BEGIN Supplied material
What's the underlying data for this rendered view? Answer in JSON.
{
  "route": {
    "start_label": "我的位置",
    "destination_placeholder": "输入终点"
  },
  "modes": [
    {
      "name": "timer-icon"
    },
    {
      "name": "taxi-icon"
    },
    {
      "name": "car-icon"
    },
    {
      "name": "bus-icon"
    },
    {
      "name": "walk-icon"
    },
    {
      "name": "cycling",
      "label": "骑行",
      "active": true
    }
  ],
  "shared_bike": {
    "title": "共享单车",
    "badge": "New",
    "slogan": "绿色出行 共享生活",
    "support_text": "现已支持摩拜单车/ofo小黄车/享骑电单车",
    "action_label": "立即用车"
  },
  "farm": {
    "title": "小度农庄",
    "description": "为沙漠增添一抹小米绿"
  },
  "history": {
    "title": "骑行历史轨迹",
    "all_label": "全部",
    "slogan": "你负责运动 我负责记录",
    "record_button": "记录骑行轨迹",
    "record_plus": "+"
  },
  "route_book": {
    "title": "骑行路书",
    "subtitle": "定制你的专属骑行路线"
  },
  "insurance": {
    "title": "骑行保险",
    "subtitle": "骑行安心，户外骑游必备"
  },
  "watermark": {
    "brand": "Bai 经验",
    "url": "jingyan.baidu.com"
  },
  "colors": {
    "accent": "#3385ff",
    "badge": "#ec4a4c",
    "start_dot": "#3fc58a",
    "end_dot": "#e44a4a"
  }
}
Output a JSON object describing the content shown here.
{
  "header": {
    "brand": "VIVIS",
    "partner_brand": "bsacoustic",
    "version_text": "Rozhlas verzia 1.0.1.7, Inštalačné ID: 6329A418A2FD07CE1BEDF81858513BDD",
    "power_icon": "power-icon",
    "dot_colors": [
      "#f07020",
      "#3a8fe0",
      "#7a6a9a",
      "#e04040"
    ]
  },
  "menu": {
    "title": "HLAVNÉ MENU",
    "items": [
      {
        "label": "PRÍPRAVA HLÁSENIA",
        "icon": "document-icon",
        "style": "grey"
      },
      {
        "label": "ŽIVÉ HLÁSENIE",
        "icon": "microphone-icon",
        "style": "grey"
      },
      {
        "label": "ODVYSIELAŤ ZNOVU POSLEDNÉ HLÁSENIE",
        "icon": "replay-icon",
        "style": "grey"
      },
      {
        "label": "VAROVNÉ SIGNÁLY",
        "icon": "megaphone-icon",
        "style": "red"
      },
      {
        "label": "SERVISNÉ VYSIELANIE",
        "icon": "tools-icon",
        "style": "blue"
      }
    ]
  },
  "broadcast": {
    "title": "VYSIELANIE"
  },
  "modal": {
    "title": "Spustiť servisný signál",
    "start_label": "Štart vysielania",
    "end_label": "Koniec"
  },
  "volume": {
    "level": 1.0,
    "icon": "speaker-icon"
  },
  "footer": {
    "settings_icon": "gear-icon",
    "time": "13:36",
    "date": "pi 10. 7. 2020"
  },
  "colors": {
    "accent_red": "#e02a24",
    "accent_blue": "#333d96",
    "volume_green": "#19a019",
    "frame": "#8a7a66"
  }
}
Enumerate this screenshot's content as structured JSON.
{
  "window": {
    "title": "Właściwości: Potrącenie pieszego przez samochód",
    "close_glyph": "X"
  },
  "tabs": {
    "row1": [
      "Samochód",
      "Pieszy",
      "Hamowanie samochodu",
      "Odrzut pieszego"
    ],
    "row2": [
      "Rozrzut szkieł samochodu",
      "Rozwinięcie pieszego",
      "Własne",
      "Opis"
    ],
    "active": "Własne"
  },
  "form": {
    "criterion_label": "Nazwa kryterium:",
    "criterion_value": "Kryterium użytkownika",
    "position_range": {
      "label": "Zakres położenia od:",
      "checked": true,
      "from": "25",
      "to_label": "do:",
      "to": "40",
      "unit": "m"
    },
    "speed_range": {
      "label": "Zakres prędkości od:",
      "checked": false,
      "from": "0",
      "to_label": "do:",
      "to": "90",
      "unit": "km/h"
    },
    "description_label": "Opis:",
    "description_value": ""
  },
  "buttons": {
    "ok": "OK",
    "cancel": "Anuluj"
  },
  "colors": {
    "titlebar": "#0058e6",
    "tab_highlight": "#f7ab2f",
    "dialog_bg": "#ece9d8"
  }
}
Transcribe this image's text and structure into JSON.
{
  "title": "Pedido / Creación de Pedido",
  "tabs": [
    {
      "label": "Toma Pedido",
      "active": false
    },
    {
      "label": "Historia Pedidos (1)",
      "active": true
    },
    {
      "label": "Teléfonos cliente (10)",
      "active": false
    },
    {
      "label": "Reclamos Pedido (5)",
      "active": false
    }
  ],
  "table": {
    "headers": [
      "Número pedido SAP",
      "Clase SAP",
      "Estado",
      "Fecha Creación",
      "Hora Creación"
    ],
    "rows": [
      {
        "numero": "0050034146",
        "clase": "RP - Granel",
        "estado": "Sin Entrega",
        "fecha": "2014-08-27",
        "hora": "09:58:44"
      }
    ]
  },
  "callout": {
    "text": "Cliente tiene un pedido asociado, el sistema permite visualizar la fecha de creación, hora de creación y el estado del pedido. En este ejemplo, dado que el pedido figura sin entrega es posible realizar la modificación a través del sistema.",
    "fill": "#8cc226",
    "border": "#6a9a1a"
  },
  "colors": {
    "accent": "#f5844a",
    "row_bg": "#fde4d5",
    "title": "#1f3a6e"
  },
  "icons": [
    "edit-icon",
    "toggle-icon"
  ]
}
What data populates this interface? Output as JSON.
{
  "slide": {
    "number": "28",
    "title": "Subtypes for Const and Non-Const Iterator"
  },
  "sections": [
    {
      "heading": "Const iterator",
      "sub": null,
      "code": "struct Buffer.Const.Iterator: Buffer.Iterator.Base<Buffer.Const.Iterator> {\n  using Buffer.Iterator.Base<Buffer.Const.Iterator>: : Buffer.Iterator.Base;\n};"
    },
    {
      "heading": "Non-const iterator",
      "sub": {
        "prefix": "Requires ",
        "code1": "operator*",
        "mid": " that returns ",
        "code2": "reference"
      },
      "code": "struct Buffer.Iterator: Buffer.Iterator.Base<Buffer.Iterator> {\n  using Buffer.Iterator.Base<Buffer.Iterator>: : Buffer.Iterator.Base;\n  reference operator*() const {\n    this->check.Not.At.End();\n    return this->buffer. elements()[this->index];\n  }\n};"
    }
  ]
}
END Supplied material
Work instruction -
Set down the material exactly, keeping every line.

Result -
What's the underlying data for this rendered view? Answer in JSON.
{
  "route": {
    "start_label": "我的位置",
    "destination_placeholder": "输入终点"
  },
  "modes": [
    {
      "name": "timer-icon"
    },
    {
      "name": "taxi-icon"
    },
    {
      "name": "car-icon"
    },
    {
      "name": "bus-icon"
    },
    {
      "name": "walk-icon"
    },
    {
      "name": "cycling",
      "label": "骑行",
      "active": true
    }
  ],
  "shared_bike": {
    "title": "共享单车",
    "badge": "New",
    "slogan": "绿色出行 共享生活",
    "support_text": "现已支持摩拜单车/ofo小黄车/享骑电单车",
    "action_label": "立即用车"
  },
  "farm": {
    "title": "小度农庄",
    "description": "为沙漠增添一抹小米绿"
  },
  "history": {
    "title": "骑行历史轨迹",
    "all_label": "全部",
    "slogan": "你负责运动 我负责记录",
    "record_button": "记录骑行轨迹",
    "record_plus": "+"
  },
  "route_book": {
    "title": "骑行路书",
    "subtitle": "定制你的专属骑行路线"
  },
  "insurance": {
    "title": "骑行保险",
    "subtitle": "骑行安心，户外骑游必备"
  },
  "watermark": {
    "brand": "Bai 经验",
    "url": "jingyan.baidu.com"
  },
  "colors": {
    "accent": "#3385ff",
    "badge": "#ec4a4c",
    "start_dot": "#3fc58a",
    "end_dot": "#e44a4a"
  }
}
Output a JSON object describing the content shown here.
{
  "header": {
    "brand": "VIVIS",
    "partner_brand": "bsacoustic",
    "version_text": "Rozhlas verzia 1.0.1.7, Inštalačné ID: 6329A418A2FD07CE1BEDF81858513BDD",
    "power_icon": "power-icon",
    "dot_colors": [
      "#f07020",
      "#3a8fe0",
      "#7a6a9a",
      "#e04040"
    ]
  },
  "menu": {
    "title": "HLAVNÉ MENU",
    "items": [
      {
        "label": "PRÍPRAVA HLÁSENIA",
        "icon": "document-icon",
        "style": "grey"
      },
      {
        "label": "ŽIVÉ HLÁSENIE",
        "icon": "microphone-icon",
        "style": "grey"
      },
      {
        "label": "ODVYSIELAŤ ZNOVU POSLEDNÉ HLÁSENIE",
        "icon": "replay-icon",
        "style": "grey"
      },
      {
        "label": "VAROVNÉ SIGNÁLY",
        "icon": "megaphone-icon",
        "style": "red"
      },
      {
        "label": "SERVISNÉ VYSIELANIE",
        "icon": "tools-icon",
        "style": "blue"
      }
    ]
  },
  "broadcast": {
    "title": "VYSIELANIE"
  },
  "modal": {
    "title": "Spustiť servisný signál",
    "start_label": "Štart vysielania",
    "end_label": "Koniec"
  },
  "volume": {
    "level": 1.0,
    "icon": "speaker-icon"
  },
  "footer": {
    "settings_icon": "gear-icon",
    "time": "13:36",
    "date": "pi 10. 7. 2020"
  },
  "colors": {
    "accent_red": "#e02a24",
    "accent_blue": "#333d96",
    "volume_green": "#19a019",
    "frame": "#8a7a66"
  }
}
Enumerate this screenshot's content as structured JSON.
{
  "window": {
    "title": "Właściwości: Potrącenie pieszego przez samochód",
    "close_glyph": "X"
  },
  "tabs": {
    "row1": [
      "Samochód",
      "Pieszy",
      "Hamowanie samochodu",
      "Odrzut pieszego"
    ],
    "row2": [
      "Rozrzut szkieł samochodu",
      "Rozwinięcie pieszego",
      "Własne",
      "Opis"
    ],
    "active": "Własne"
  },
  "form": {
    "criterion_label": "Nazwa kryterium:",
    "criterion_value": "Kryterium użytkownika",
    "position_range": {
      "label": "Zakres położenia od:",
      "checked": true,
      "from": "25",
      "to_label": "do:",
      "to": "40",
      "unit": "m"
    },
    "speed_range": {
      "label": "Zakres prędkości od:",
      "checked": false,
      "from": "0",
      "to_label": "do:",
      "to": "90",
      "unit": "km/h"
    },
    "description_label": "Opis:",
    "description_value": ""
  },
  "buttons": {
    "ok": "OK",
    "cancel": "Anuluj"
  },
  "colors": {
    "titlebar": "#0058e6",
    "tab_highlight": "#f7ab2f",
    "dialog_bg": "#ece9d8"
  }
}
Transcribe this image's text and structure into JSON.
{
  "title": "Pedido / Creación de Pedido",
  "tabs": [
    {
      "label": "Toma Pedido",
      "active": false
    },
    {
      "label": "Historia Pedidos (1)",
      "active": true
    },
    {
      "label": "Teléfonos cliente (10)",
      "active": false
    },
    {
      "label": "Reclamos Pedido (5)",
      "active": false
    }
  ],
  "table": {
    "headers": [
      "Número pedido SAP",
      "Clase SAP",
      "Estado",
      "Fecha Creación",
      "Hora Creación"
    ],
    "rows": [
      {
        "numero": "0050034146",
        "clase": "RP - Granel",
        "estado": "Sin Entrega",
        "fecha": "2014-08-27",
        "hora": "09:58:44"
      }
    ]
  },
  "callout": {
    "text": "Cliente tiene un pedido asociado, el sistema permite visualizar la fecha de creación, hora de creación y el estado del pedido. En este ejemplo, dado que el pedido figura sin entrega es posible realizar la modificación a través del sistema.",
    "fill": "#8cc226",
    "border": "#6a9a1a"
  },
  "colors": {
    "accent": "#f5844a",
    "row_bg": "#fde4d5",
    "title": "#1f3a6e"
  },
  "icons": [
    "edit-icon",
    "toggle-icon"
  ]
}
What data populates this interface? Output as JSON.
{
  "slide": {
    "number": "28",
    "title": "Subtypes for Const and Non-Const Iterator"
  },
  "sections": [
    {
      "heading": "Const iterator",
      "sub": null,
      "code": "struct Buffer.Const.Iterator: Buffer.Iterator.Base<Buffer.Const.Iterator> {\n  using Buffer.Iterator.Base<Buffer.Const.Iterator>: : Buffer.Iterator.Base;\n};"
    },
    {
      "heading": "Non-const iterator",
      "sub": {
        "prefix": "Requires ",
        "code1": "operator*",
        "mid": " that returns ",
        "code2": "reference"
      },
      "code": "struct Buffer.Iterator: Buffer.Iterator.Base<Buffer.Iterator> {\n  using Buffer.Iterator.Base<Buffer.Iterator>: : Buffer.Iterator.Base;\n  reference operator*() const {\n    this->check.Not.At.End();\n    return this->buffer. elements()[this->index];\n  }\n};"
    }
  ]
}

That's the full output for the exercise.